Herbal medicine
A perennial plant, the leaves and rhizomes of which contain oxalic acid, starch, tannins and vitamin C. Bistort is astringent, antiemetic and antidiarrhoeal, and has been used for dysentery, menstrual bleeding and oropharyngeal inflammation.


(Polygonum bistorta) A strongly astringent botanical with purported medicinal properties that is used both internally and externally. Scientific trials have been limited.
Synonym(s): adderwort, dragonwort, snakeweed, twice writhen.
[L. bis, twice, + tortus, twisted]

bistort (bisˑ·tōrt),
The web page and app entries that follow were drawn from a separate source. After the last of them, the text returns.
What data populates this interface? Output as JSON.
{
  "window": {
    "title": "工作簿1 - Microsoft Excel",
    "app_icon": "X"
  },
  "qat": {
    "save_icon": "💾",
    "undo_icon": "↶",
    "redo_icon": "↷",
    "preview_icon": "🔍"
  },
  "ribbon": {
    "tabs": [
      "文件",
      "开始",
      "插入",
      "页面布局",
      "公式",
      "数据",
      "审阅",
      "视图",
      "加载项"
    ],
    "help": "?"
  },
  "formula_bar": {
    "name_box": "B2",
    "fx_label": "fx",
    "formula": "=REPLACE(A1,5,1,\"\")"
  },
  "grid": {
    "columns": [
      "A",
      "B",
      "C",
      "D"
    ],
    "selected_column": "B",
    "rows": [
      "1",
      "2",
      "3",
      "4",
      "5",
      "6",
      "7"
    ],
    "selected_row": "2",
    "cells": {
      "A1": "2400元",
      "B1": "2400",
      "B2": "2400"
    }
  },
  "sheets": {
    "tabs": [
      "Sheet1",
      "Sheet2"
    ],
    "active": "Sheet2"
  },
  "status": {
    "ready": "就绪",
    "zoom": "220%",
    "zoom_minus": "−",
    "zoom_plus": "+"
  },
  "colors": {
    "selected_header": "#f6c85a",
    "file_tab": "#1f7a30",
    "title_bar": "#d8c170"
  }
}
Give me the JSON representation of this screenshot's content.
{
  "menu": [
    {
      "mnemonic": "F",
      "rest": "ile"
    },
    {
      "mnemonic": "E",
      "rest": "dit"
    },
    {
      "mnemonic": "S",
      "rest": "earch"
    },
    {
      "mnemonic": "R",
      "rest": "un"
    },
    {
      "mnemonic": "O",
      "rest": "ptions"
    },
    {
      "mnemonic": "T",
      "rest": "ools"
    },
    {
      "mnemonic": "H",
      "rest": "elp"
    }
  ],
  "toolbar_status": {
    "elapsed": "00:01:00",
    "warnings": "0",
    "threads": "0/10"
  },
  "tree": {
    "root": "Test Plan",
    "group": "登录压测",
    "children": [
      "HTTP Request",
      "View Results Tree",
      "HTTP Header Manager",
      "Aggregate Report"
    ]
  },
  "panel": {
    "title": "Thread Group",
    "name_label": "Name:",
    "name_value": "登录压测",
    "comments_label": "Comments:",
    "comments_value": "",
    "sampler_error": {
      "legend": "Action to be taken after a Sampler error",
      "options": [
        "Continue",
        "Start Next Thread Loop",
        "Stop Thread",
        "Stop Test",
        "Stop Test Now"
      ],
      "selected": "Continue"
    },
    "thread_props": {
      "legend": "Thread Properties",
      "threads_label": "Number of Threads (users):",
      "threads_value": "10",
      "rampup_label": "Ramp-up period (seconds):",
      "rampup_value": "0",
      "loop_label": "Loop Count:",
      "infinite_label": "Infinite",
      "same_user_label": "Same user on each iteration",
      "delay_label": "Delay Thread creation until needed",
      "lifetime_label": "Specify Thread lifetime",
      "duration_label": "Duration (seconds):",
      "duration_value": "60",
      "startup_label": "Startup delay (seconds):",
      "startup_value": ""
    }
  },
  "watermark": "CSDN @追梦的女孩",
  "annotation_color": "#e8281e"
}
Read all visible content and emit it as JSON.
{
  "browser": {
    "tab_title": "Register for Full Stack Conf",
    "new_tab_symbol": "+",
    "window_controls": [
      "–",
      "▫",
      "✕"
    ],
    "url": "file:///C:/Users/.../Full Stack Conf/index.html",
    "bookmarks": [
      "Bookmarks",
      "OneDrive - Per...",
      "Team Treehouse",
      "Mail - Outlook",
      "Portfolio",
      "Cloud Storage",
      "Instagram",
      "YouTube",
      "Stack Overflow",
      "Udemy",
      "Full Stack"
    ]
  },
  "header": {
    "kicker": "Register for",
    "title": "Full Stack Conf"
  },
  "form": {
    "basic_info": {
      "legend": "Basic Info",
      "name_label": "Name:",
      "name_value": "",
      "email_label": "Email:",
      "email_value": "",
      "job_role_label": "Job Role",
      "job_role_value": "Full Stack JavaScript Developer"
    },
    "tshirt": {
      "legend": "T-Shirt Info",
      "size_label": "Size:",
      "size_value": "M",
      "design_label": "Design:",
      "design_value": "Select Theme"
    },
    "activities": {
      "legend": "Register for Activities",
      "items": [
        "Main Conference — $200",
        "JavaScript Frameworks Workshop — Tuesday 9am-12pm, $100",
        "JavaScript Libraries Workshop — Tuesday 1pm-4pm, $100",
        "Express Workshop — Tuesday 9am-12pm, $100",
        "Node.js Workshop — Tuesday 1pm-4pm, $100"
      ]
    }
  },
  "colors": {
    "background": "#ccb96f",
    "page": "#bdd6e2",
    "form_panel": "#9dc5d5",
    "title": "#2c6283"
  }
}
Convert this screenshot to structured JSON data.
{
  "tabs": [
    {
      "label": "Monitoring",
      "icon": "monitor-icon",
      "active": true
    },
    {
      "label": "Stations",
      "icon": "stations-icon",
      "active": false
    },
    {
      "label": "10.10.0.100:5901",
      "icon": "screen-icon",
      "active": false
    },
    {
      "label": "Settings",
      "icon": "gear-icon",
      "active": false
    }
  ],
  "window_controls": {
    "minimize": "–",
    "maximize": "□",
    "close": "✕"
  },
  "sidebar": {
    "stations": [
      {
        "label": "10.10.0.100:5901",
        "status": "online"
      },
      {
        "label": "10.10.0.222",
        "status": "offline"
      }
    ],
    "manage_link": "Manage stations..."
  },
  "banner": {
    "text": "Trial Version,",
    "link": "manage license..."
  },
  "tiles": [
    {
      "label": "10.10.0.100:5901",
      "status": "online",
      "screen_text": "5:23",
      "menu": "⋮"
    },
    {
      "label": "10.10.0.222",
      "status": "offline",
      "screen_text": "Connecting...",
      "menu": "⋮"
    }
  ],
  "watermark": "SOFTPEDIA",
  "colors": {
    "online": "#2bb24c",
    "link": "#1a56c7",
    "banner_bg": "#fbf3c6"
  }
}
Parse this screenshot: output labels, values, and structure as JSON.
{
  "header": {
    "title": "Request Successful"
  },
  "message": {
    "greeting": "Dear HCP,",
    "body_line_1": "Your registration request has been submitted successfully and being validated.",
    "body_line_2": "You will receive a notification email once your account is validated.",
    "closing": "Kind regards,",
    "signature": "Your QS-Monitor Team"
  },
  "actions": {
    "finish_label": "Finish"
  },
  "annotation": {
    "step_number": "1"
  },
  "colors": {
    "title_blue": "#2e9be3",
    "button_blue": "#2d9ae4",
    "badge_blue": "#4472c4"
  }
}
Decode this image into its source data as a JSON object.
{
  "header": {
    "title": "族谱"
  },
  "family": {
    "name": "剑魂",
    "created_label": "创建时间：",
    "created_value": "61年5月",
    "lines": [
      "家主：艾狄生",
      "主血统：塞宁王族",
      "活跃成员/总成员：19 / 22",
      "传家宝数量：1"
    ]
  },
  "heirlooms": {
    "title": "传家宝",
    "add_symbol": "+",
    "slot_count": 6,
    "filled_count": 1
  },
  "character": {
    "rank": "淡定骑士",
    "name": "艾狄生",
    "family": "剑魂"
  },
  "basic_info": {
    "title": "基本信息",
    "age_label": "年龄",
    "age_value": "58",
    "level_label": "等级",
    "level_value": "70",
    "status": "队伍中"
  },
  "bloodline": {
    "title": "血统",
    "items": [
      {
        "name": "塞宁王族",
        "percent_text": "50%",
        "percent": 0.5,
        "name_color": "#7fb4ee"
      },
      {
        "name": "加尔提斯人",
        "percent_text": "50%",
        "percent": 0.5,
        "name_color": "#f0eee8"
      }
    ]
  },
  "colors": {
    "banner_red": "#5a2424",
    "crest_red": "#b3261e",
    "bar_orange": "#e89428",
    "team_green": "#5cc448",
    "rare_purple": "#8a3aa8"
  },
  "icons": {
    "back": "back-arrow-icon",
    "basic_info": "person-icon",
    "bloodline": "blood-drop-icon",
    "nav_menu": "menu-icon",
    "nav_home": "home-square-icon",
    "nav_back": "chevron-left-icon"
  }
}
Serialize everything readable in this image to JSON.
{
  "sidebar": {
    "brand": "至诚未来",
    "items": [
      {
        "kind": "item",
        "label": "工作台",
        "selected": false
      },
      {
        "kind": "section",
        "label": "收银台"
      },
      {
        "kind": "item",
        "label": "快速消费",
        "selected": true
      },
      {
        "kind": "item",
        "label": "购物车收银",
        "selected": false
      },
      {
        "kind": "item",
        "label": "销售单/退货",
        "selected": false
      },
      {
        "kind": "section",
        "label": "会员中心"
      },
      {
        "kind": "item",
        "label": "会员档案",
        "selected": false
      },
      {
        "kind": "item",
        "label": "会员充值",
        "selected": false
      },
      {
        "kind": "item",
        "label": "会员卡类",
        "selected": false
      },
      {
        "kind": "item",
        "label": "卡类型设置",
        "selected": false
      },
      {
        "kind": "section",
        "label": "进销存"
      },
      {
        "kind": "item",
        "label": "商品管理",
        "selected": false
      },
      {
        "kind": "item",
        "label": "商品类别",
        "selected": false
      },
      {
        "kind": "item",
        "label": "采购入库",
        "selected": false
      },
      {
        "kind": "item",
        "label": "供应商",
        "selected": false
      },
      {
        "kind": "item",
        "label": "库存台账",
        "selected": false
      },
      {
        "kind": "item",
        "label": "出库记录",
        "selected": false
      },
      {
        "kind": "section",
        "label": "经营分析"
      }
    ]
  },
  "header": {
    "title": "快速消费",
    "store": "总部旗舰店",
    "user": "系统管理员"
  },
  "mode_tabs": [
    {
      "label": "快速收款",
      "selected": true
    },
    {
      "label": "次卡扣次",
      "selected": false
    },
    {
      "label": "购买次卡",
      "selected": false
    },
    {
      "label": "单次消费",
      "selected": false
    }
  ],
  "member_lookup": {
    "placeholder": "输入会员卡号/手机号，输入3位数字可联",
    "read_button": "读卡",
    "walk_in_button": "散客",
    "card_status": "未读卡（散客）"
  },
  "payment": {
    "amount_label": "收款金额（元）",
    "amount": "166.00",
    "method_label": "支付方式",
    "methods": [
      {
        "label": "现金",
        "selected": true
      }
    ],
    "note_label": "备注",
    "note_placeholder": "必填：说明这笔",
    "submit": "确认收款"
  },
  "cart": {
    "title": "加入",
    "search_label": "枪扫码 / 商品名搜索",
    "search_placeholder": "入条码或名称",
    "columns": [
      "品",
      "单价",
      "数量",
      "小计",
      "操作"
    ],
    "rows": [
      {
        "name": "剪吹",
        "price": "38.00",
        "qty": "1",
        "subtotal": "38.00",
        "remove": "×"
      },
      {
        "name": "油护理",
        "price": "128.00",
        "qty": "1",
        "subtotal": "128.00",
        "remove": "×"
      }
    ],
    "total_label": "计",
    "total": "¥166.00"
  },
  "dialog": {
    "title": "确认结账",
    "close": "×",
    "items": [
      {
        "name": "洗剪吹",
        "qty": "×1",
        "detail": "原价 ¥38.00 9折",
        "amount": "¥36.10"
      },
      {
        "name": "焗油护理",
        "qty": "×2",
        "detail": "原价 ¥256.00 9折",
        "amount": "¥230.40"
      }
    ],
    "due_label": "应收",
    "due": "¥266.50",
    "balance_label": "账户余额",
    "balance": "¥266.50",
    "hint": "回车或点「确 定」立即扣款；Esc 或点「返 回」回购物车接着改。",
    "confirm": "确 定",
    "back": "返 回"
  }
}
n Latin name:
Polygonum bistorta; parts used: leaves, roots, rhizomes; uses: external—bites, burns, hemorrhoids, snake-bites, stings; internal—diarrhea, peptic ulcers, irritable bowel syndrome, ulcerative colitis, possible antiinflammatory and antiviral activities; precautions: pregnancy, lactation, children; may cause hepatotoxicity. Also called
adderwort, common bistort, Easter ledges, Easter mangiant, knotweed, oderwort, osterick, patience dock, snakeroot, snakeweed, or
twice writhen.
References in periodicals archive ?
Considering that I have a passion for ariseamas whose flowers look like something off a butcher's slab and smell like rotting meat, you'd think I could find it in my heart to tolerate a harmless bistort or two.